Friday, Jan. 18, 1963

The Warning on the Walls

An old Chinese proverb says, "Where there is an excess of ceremony, there is sure to be deceit."

In Red China last week, Ceylon's visiting Prime Minister, Mrs. Sirimavo Bandaranaike, sniffed incense, was wined and dined by Premier Chou Enlai, and was even taken to see a relic of Buddha's tooth. Reason for the indulgent treatment was the set of proposals that Mrs. Bandaranaike brought to Peking as spokesman for the six nonaligned nations—Ghana, Egypt, Indonesia, Burma, Cambodia and Ceylon—who met in Colombo last month and took it upon themselves to arbitrate the bloody Himalayan border dispute between China and India.
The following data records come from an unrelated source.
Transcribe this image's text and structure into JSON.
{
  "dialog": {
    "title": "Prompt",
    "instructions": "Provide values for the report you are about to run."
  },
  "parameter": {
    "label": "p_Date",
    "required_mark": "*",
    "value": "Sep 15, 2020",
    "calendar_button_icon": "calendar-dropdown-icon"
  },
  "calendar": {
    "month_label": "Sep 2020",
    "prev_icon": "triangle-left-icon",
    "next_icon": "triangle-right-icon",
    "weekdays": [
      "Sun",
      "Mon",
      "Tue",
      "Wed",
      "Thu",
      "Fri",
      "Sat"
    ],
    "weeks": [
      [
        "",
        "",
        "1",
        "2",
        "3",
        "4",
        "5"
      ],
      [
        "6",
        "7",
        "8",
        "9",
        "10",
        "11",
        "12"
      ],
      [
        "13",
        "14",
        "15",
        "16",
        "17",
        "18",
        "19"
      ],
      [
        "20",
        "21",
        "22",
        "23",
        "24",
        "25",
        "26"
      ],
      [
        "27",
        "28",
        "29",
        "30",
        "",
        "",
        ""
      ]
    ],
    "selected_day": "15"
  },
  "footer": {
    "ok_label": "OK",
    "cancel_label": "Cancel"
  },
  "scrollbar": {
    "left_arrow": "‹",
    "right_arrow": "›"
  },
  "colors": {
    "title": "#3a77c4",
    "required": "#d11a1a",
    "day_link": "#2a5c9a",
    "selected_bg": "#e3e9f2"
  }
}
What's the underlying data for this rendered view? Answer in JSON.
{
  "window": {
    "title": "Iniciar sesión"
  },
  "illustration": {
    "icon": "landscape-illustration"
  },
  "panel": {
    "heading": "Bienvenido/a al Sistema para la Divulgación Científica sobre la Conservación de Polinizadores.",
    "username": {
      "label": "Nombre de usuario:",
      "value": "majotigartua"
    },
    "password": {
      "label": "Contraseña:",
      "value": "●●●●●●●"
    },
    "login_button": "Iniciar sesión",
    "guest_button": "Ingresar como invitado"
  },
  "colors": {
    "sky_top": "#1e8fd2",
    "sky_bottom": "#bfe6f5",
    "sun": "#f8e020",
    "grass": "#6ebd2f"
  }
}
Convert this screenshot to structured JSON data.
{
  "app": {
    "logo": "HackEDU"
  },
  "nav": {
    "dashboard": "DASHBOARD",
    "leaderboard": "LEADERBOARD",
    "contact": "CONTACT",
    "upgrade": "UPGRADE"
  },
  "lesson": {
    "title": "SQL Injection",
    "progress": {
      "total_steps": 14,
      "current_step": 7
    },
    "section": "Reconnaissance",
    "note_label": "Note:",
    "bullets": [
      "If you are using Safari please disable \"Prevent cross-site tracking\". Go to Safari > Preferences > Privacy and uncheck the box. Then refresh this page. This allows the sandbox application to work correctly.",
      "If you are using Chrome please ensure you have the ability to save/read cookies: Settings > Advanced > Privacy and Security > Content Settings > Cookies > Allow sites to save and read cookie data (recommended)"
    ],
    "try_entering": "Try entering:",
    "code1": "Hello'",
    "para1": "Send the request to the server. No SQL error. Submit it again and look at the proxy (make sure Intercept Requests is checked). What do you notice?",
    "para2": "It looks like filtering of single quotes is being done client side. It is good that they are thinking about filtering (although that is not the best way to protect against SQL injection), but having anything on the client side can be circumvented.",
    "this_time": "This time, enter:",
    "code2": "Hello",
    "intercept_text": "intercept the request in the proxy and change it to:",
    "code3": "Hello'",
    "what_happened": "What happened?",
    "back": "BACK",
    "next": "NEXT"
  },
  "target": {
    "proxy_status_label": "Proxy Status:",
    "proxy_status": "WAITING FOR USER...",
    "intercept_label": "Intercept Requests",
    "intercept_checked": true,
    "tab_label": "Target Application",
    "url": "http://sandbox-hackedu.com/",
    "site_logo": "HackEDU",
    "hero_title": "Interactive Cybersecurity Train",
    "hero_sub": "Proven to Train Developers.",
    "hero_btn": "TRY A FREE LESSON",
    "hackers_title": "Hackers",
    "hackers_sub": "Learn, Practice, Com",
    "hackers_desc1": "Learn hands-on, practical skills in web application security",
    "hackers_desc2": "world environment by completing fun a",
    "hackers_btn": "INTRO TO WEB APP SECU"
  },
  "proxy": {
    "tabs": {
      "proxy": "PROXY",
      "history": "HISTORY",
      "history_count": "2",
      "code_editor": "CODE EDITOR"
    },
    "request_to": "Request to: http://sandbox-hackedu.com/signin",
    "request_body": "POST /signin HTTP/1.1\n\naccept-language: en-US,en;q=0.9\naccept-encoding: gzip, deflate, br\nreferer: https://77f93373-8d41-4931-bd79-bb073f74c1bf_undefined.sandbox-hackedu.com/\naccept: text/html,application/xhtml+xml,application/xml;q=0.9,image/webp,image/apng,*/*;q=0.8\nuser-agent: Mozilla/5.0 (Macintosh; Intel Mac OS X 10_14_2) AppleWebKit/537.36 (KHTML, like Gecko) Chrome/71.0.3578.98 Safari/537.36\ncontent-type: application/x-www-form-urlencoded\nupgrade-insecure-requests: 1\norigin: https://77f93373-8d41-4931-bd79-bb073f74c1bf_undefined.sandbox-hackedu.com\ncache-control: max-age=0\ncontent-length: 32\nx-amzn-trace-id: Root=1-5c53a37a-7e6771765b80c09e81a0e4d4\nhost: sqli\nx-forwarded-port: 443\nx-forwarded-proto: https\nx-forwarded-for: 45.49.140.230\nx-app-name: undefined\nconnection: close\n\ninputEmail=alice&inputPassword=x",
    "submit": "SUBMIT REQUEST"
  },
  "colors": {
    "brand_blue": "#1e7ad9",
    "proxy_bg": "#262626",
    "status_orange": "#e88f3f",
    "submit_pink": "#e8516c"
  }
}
The neutrals' solution delighted the Chinese, for it set up a demilitarized zone along the Himalayan frontier and actually gave Red China more territory in India than it had occupied before its sudden invasion last October.

Expecting at least a token condemnation of Chinese aggression from its old neutralist cronies, India was, to say the least, disappointed. In New Delhi, Prime Minister Jawaharlal Nehru received Mrs. Bandaranaike coolly after her ten-day sojourn in China, but did not reject her proposals outright. Nehru still hopes to gain time to build up his shattered armed forces. Too much delay, however, could try China's patience; still scratched on many buildings in the Himalayas is the ominous warning left by Chinese troops as they withdrew after last month's ceasefire: "We may have to return."